▶ ABOUT THIS TASK
Retyping the records exactly, down to the last line, is the whole job.

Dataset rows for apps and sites
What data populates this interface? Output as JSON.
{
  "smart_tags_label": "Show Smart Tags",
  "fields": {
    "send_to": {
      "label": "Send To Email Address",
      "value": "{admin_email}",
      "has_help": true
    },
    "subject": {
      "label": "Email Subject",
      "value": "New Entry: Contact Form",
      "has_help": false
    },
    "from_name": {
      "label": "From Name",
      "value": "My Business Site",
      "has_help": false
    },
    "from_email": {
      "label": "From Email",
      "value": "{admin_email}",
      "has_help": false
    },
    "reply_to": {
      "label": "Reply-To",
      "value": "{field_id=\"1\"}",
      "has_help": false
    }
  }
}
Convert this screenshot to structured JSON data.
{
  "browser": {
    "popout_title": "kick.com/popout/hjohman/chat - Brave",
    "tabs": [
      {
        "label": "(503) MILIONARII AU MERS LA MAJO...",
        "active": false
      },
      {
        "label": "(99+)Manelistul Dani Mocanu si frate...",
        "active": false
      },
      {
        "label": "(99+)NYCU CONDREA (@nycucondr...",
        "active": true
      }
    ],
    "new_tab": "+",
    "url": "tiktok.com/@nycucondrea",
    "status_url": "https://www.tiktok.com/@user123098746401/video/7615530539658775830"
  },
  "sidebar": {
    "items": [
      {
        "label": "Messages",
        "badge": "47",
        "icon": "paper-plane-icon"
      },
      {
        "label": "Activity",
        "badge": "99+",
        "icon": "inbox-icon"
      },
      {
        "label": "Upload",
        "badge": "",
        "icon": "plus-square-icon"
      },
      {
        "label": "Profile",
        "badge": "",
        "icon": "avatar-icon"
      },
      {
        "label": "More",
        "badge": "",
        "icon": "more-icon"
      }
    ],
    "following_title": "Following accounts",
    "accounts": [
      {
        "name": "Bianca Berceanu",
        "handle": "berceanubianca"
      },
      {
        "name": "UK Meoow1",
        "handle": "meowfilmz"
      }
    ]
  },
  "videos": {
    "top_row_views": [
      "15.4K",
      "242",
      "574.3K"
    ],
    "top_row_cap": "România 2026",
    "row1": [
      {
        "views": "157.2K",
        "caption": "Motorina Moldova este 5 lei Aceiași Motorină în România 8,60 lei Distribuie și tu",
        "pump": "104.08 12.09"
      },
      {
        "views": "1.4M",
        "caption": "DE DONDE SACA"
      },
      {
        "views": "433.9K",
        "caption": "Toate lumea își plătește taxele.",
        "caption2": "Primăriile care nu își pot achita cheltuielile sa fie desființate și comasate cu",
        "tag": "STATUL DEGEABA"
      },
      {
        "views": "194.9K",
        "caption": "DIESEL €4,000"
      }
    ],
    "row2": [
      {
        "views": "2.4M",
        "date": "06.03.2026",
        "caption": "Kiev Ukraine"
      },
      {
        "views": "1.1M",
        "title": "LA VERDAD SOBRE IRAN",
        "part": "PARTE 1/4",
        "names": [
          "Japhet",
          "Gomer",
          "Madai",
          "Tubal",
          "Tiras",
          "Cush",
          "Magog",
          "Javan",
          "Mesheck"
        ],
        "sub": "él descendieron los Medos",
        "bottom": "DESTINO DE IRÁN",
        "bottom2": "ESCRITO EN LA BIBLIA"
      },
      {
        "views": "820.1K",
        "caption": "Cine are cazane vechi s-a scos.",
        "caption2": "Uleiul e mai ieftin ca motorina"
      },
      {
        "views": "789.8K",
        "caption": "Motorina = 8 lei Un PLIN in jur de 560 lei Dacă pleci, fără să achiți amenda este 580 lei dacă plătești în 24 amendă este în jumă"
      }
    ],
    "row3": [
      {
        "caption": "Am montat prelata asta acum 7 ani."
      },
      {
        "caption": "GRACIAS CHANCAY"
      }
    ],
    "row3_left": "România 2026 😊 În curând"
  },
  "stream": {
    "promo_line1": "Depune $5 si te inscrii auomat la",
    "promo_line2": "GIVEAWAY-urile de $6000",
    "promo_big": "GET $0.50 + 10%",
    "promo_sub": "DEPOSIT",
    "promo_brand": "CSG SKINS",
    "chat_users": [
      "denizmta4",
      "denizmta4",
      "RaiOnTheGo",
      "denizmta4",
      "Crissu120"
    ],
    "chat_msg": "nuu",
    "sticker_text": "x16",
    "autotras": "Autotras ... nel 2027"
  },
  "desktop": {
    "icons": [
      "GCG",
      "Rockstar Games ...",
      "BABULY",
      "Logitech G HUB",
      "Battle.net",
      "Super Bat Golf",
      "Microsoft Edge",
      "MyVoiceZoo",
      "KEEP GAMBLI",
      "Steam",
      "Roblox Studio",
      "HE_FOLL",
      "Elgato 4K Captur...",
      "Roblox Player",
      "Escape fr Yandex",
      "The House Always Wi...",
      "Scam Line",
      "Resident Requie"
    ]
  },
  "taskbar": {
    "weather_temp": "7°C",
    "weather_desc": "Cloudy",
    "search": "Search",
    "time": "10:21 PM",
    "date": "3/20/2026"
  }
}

▶ WRITTEN ANSWER
What data populates this interface? Output as JSON.
{
  "smart_tags_label": "Show Smart Tags",
  "fields": {
    "send_to": {
      "label": "Send To Email Address",
      "value": "{admin_email}",
      "has_help": true
    },
    "subject": {
      "label": "Email Subject",
      "value": "New Entry: Contact Form",
      "has_help": false
    },
    "from_name": {
      "label": "From Name",
      "value": "My Business Site",
      "has_help": false
    },
    "from_email": {
      "label": "From Email",
      "value": "{admin_email}",
      "has_help": false
    },
    "reply_to": {
      "label": "Reply-To",
      "value": "{field_id=\"1\"}",
      "has_help": false
    }
  }
}
Convert this screenshot to structured JSON data.
{
  "browser": {
    "popout_title": "kick.com/popout/hjohman/chat - Brave",
    "tabs": [
      {
        "label": "(503) MILIONARII AU MERS LA MAJO...",
        "active": false
      },
      {
        "label": "(99+)Manelistul Dani Mocanu si frate...",
        "active": false
      },
      {
        "label": "(99+)NYCU CONDREA (@nycucondr...",
        "active": true
      }
    ],
    "new_tab": "+",
    "url": "tiktok.com/@nycucondrea",
    "status_url": "https://www.tiktok.com/@user123098746401/video/7615530539658775830"
  },
  "sidebar": {
    "items": [
      {
        "label": "Messages",
        "badge": "47",
        "icon": "paper-plane-icon"
      },
      {
        "label": "Activity",
        "badge": "99+",
        "icon": "inbox-icon"
      },
      {
        "label": "Upload",
        "badge": "",
        "icon": "plus-square-icon"
      },
      {
        "label": "Profile",
        "badge": "",
        "icon": "avatar-icon"
      },
      {
        "label": "More",
        "badge": "",
        "icon": "more-icon"
      }
    ],
    "following_title": "Following accounts",
    "accounts": [
      {
        "name": "Bianca Berceanu",
        "handle": "berceanubianca"
      },
      {
        "name": "UK Meoow1",
        "handle": "meowfilmz"
      }
    ]
  },
  "videos": {
    "top_row_views": [
      "15.4K",
      "242",
      "574.3K"
    ],
    "top_row_cap": "România 2026",
    "row1": [
      {
        "views": "157.2K",
        "caption": "Motorina Moldova este 5 lei Aceiași Motorină în România 8,60 lei Distribuie și tu",
        "pump": "104.08 12.09"
      },
      {
        "views": "1.4M",
        "caption": "DE DONDE SACA"
      },
      {
        "views": "433.9K",
        "caption": "Toate lumea își plătește taxele.",
        "caption2": "Primăriile care nu își pot achita cheltuielile sa fie desființate și comasate cu",
        "tag": "STATUL DEGEABA"
      },
      {
        "views": "194.9K",
        "caption": "DIESEL €4,000"
      }
    ],
    "row2": [
      {
        "views": "2.4M",
        "date": "06.03.2026",
        "caption": "Kiev Ukraine"
      },
      {
        "views": "1.1M",
        "title": "LA VERDAD SOBRE IRAN",
        "part": "PARTE 1/4",
        "names": [
          "Japhet",
          "Gomer",
          "Madai",
          "Tubal",
          "Tiras",
          "Cush",
          "Magog",
          "Javan",
          "Mesheck"
        ],
        "sub": "él descendieron los Medos",
        "bottom": "DESTINO DE IRÁN",
        "bottom2": "ESCRITO EN LA BIBLIA"
      },
      {
        "views": "820.1K",
        "caption": "Cine are cazane vechi s-a scos.",
        "caption2": "Uleiul e mai ieftin ca motorina"
      },
      {
        "views": "789.8K",
        "caption": "Motorina = 8 lei Un PLIN in jur de 560 lei Dacă pleci, fără să achiți amenda este 580 lei dacă plătești în 24 amendă este în jumă"
      }
    ],
    "row3": [
      {
        "caption": "Am montat prelata asta acum 7 ani."
      },
      {
        "caption": "GRACIAS CHANCAY"
      }
    ],
    "row3_left": "România 2026 😊 În curând"
  },
  "stream": {
    "promo_line1": "Depune $5 si te inscrii auomat la",
    "promo_line2": "GIVEAWAY-urile de $6000",
    "promo_big": "GET $0.50 + 10%",
    "promo_sub": "DEPOSIT",
    "promo_brand": "CSG SKINS",
    "chat_users": [
      "denizmta4",
      "denizmta4",
      "RaiOnTheGo",
      "denizmta4",
      "Crissu120"
    ],
    "chat_msg": "nuu",
    "sticker_text": "x16",
    "autotras": "Autotras ... nel 2027"
  },
  "desktop": {
    "icons": [
      "GCG",
      "Rockstar Games ...",
      "BABULY",
      "Logitech G HUB",
      "Battle.net",
      "Super Bat Golf",
      "Microsoft Edge",
      "MyVoiceZoo",
      "KEEP GAMBLI",
      "Steam",
      "Roblox Studio",
      "HE_FOLL",
      "Elgato 4K Captur...",
      "Roblox Player",
      "Escape fr Yandex",
      "The House Always Wi...",
      "Scam Line",
      "Resident Requie"
    ]
  },
  "taskbar": {
    "weather_temp": "7°C",
    "weather_desc": "Cloudy",
    "search": "Search",
    "time": "10:21 PM",
    "date": "3/20/2026"
  }
}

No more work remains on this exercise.